  • Algorithm-backed stablecoins enact monetary policy: To maintain price parity, algorithm-backed stablecoins attempt to control their money supply through monetary policy. They do this by expanding and contracting the available supply of coins on the market. For example, if the price of a stablecoin is too high, the stablecoin protocol’s algorithm will mint new units and introduce them into the market — increasing the supply until price parity. If the price is too low, the algorithm will buy up the stablecoin on the market by selling bonds at a discount. These bonds entitle their holders the right to one unit of a stablecoin at a future date — incentivizing stablecoin holders to sell their stablecoins for bonds and decreasing the total supply until price parity.

What are the barriers to adoption?

Fiat-backed stablecoins

  • Centralization: All fiat-backed stablecoins require centralized entities to maintain their one-to-one ratio. This means that a holder of a fiat-backed stablecoin will have to trust that the centralized entity is properly maintaining collateral fiat deposits and that their stablecoins are redeemable. If the centralized entity fails to maintain their deposits properly, holders run the risk of not being able to redeem their stablecoins.
  • Censorship: Because fiat-backed stablecoins are effectively managed by custodians and are centralized they run the risk of financial censorship. Regulators can, in theory, force the entity behind a fiat-backed stablecoin to ban transactions to specific individuals. The risk of financial censorship for fiat-backed stablecoins would make them no different than the digitized dollars managed by banks. Some stablecoins, like the GUSD, have hard-coded the ability to censor transactions.

Crypto-backed stablecoins

  • Black swan: Because extremely volatile assets back them, crypto-backed stablecoins will always run the risk of a black swan event. If the underlying asset depreciates drastically, the stablecoin can instantly become un-collateralized.
  • Capital efficiency: Over-collateralization makes crypto-backed stablecoins capital inefficient. Users are effectively forced lock up capital that could be utilized elsewhere. As an example, to create a $100 stablecoin, perhaps $150 in value needs to be locked up. This additional $50 is taken out of the economy and will no longer become a value-generating asset, i.e., used for investment or to consume goods and services. 

Algorithm-backed stablecoins
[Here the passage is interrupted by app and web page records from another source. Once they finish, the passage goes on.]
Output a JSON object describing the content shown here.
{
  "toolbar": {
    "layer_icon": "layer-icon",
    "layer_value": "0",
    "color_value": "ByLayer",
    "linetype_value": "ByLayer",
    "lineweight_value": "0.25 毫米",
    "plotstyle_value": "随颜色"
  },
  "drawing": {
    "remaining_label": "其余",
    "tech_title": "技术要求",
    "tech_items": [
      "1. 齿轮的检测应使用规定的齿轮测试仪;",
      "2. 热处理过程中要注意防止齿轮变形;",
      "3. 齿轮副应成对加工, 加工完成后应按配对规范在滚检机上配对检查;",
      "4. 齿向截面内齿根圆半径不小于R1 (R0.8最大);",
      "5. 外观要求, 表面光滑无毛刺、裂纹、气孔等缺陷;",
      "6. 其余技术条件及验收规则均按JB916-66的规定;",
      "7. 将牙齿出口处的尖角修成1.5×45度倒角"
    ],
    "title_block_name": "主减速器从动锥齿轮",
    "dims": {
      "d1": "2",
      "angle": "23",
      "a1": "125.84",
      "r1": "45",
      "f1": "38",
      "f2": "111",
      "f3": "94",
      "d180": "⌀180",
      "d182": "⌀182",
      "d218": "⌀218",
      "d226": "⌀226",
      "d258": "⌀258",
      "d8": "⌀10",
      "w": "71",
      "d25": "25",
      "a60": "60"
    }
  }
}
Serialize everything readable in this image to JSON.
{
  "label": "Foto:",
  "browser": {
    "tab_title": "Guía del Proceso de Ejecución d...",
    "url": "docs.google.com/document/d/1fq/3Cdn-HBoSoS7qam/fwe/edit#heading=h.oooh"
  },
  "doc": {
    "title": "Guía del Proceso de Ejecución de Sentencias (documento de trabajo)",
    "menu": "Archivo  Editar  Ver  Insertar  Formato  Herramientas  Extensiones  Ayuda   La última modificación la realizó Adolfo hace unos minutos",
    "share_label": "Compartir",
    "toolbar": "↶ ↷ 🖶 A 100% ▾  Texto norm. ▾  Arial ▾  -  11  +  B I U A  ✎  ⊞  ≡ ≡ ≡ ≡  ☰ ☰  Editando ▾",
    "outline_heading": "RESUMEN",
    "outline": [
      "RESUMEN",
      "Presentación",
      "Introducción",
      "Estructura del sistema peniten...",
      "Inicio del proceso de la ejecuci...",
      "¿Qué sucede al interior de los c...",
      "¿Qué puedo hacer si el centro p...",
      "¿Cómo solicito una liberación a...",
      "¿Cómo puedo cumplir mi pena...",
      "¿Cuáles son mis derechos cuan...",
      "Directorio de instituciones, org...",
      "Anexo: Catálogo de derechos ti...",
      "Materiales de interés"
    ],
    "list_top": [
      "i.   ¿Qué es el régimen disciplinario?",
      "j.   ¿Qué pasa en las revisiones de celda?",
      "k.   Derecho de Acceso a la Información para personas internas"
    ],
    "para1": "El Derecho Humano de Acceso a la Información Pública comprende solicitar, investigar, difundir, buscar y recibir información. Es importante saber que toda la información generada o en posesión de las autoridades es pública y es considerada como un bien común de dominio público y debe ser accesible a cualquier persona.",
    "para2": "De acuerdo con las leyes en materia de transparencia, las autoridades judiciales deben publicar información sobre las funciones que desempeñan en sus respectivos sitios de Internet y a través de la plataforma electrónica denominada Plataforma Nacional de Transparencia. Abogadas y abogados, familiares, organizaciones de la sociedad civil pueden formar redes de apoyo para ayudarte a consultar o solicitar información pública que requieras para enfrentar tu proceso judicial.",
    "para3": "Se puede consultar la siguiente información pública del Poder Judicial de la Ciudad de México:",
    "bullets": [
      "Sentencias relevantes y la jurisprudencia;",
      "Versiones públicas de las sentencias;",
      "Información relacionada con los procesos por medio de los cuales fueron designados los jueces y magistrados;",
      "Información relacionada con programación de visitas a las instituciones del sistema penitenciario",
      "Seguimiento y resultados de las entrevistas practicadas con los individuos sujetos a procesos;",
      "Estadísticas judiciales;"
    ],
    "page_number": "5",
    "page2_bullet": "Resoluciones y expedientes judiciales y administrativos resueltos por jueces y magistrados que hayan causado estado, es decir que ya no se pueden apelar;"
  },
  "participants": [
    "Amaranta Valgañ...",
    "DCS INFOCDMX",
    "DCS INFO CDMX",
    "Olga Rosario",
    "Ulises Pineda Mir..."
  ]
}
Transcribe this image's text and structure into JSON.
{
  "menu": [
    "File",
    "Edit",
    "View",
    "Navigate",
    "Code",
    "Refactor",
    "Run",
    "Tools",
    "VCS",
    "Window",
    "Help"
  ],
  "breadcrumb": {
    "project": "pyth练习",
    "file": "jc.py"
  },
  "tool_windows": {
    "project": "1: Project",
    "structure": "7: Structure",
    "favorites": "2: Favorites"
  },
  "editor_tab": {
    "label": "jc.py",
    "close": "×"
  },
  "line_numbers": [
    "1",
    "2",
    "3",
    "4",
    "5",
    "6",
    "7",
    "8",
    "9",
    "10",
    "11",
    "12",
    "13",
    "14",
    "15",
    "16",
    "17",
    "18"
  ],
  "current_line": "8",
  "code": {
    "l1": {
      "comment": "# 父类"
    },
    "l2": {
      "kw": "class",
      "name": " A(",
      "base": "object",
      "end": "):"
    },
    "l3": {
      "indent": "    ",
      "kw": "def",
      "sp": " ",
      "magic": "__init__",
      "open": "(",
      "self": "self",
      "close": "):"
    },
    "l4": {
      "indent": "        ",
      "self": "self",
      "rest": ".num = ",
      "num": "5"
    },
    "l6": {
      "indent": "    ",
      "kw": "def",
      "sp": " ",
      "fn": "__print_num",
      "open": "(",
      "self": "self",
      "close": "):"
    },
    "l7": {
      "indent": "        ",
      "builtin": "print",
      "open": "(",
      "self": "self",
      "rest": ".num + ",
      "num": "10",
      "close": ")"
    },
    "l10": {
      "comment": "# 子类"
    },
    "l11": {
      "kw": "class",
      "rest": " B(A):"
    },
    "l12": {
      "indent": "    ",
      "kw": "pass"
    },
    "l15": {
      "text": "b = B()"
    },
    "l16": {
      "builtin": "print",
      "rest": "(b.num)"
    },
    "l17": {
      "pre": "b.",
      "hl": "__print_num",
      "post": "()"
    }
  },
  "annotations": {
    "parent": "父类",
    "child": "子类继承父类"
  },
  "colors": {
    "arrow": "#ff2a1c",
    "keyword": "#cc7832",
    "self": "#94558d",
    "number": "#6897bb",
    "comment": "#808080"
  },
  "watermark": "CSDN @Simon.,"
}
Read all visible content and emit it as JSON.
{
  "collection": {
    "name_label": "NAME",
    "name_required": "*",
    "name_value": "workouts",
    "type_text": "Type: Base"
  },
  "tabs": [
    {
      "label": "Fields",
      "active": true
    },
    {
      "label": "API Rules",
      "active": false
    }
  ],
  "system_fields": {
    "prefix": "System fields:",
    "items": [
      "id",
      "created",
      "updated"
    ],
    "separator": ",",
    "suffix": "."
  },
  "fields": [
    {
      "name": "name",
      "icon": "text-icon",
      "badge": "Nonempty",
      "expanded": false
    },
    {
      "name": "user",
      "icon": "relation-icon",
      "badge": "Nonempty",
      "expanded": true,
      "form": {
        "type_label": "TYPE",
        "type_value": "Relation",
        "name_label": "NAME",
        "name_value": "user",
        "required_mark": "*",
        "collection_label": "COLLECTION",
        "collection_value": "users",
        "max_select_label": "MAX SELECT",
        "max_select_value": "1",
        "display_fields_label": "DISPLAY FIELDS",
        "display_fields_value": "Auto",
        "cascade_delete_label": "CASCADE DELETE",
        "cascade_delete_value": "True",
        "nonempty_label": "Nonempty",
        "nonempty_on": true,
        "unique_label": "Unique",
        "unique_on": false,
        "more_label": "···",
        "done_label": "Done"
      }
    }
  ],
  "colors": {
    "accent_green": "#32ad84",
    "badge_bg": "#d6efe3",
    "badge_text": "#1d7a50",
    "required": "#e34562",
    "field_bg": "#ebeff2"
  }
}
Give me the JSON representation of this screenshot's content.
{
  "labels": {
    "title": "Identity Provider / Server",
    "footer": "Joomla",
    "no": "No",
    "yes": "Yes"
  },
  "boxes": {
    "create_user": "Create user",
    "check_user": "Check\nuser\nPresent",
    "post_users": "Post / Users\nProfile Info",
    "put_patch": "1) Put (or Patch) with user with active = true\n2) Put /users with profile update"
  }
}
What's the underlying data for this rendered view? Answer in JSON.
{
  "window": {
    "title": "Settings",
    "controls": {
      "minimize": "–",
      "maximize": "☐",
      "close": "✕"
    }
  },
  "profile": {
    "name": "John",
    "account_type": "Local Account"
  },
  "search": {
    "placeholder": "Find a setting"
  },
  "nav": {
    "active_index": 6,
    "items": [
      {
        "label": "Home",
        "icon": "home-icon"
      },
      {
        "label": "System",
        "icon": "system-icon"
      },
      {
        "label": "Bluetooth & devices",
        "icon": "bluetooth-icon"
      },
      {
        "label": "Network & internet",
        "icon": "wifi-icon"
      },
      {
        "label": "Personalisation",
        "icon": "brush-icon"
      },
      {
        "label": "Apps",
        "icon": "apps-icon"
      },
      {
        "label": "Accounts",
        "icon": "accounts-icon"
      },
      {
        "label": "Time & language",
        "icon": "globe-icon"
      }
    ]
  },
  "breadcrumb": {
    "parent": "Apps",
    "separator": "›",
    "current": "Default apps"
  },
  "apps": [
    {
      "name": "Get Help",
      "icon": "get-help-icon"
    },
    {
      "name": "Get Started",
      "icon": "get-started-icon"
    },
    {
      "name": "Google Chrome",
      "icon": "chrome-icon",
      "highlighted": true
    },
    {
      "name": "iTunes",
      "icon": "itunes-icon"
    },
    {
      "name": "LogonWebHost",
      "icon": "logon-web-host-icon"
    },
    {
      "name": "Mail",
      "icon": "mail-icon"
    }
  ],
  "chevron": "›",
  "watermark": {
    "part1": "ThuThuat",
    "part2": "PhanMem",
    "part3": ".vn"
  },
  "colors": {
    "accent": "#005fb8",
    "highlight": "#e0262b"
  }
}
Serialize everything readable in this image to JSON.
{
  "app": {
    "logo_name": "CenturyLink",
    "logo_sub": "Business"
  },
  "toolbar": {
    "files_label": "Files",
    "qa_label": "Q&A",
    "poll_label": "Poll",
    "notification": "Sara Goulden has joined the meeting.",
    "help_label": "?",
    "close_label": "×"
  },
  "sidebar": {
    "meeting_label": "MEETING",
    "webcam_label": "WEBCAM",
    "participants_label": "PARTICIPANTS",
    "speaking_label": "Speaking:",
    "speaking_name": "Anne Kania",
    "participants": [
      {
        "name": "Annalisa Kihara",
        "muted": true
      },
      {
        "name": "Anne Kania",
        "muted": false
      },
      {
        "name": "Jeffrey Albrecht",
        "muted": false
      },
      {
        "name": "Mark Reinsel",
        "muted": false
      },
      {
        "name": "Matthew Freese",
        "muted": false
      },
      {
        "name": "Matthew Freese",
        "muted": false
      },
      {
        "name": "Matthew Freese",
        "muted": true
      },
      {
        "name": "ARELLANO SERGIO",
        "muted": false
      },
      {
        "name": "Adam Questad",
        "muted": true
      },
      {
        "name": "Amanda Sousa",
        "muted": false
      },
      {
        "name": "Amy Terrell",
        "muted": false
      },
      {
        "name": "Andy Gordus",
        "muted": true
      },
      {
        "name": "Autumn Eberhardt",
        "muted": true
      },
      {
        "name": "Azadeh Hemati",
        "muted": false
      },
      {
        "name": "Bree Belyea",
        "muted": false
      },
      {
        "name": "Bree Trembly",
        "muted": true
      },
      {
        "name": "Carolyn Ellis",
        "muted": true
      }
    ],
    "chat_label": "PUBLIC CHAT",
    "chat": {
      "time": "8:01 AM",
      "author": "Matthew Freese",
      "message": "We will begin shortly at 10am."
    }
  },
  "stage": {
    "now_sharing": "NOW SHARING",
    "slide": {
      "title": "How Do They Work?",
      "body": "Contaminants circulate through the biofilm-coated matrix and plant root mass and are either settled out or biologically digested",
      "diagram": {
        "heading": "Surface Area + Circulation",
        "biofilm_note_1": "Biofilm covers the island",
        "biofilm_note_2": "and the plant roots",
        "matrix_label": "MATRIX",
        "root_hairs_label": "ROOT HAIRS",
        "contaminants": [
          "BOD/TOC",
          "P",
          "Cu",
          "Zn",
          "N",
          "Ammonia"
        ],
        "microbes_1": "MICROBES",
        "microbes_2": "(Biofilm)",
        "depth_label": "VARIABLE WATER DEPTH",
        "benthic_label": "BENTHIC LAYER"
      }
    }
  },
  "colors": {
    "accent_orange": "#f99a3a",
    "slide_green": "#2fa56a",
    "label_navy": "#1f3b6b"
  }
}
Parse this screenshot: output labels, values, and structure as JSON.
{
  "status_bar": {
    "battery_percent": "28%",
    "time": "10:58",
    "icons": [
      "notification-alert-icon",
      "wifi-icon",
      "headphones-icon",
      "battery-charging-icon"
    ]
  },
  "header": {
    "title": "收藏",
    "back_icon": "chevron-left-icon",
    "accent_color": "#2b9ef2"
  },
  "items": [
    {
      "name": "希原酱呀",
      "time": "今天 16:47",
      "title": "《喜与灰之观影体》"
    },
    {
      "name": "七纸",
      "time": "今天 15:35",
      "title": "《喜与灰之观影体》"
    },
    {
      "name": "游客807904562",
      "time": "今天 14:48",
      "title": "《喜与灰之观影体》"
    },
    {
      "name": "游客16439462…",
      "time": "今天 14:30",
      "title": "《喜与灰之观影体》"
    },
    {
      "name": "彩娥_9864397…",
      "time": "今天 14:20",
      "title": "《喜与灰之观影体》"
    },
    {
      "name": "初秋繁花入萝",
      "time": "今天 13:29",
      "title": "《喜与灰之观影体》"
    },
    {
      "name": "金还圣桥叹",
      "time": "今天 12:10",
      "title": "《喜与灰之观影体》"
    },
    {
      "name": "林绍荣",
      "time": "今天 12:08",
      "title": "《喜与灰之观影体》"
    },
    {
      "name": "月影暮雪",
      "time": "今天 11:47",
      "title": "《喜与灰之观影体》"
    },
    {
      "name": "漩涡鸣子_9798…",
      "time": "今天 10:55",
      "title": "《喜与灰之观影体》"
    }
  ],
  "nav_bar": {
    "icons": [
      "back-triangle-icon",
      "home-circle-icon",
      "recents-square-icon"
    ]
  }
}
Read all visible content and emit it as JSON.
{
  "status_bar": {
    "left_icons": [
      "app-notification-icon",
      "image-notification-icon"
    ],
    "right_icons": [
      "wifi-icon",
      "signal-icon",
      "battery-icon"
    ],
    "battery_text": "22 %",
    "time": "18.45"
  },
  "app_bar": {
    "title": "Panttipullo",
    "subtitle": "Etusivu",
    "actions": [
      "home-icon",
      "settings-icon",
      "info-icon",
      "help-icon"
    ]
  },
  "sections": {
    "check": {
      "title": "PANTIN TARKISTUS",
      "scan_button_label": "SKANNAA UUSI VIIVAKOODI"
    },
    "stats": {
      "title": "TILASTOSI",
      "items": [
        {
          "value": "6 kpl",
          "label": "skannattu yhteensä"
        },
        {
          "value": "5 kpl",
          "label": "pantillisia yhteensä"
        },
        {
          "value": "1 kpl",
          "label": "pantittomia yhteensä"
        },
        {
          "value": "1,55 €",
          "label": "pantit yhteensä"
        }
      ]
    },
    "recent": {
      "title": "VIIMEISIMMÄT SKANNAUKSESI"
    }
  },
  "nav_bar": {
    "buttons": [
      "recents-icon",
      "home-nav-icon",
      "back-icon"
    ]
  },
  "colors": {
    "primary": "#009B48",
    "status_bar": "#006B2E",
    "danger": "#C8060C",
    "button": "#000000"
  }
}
  • Complexity: Managing what is essentially a digital central bank is a complex task. The core developers behind an algorithm-backed stablecoin must determine the optimal money supply to keep their stablecoins at price parity with the USD. While expanding the money supply to keep up with high demand is easy — “print” more stablecoins — contracting money supply is much more difficult. The primary way algorithm-backed stablecoins try to contract the money supply is to sell discounted bonds. The issue with selling bonds is the lack of guarantee that the bonds will be redeemable in the future as most of these are new projects with short track records. For holders to be incentivized to sell their stablecoins for bonds, they must believe that the stablecoin platform will still be there when the time comes for bond redemption. If the survival of the platform is less certain, stablecoin holders will not sell, resulting in an oversupply of coins on the market which will force the price to drop — unpegging the stablecoin.

Stablecoins are a fascinating concept in the world of crypto. Many in the community believe it is impossible for a stablecoin to be both decentralized and stable. Yet, like the Holy Grail, the mystique of a perfect stablecoin will galvanize entrepreneurs and developers alike to continue their search. 

¹ Carbon, Gemini, Paxo